- Work to be completed: Filter the listing below down to the lines containing the word "Post".

- Supplied records:
+ + + + +

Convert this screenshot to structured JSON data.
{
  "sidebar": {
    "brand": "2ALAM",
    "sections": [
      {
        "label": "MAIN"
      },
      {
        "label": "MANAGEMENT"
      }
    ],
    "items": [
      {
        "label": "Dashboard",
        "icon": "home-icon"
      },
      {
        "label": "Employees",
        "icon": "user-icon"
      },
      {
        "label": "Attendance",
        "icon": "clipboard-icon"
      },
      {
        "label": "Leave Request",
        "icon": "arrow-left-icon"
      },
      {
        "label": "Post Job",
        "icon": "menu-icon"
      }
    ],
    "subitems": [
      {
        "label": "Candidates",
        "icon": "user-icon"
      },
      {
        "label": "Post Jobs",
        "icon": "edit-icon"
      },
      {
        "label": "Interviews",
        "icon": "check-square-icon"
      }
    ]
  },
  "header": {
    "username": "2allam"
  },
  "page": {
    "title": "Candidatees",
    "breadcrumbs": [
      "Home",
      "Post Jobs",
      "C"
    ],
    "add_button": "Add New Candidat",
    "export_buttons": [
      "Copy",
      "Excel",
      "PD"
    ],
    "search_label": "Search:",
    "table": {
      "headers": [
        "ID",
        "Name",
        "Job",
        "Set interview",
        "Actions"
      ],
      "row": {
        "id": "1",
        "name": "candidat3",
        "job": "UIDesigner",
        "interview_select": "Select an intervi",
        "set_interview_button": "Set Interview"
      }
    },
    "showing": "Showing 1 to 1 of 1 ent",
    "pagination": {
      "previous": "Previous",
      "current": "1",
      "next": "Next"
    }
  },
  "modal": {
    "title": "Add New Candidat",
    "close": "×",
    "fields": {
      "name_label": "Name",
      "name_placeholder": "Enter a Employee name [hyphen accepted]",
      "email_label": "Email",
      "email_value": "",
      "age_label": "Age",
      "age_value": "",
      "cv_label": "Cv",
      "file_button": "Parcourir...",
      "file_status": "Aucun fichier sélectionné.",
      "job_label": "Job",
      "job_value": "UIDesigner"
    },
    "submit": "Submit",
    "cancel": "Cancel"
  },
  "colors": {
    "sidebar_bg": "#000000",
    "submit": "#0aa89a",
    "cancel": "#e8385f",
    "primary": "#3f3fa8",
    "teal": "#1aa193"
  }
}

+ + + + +

- Result for this task:
        "label": "Post Job",
        "label": "Post Jobs",
      "Post Jobs",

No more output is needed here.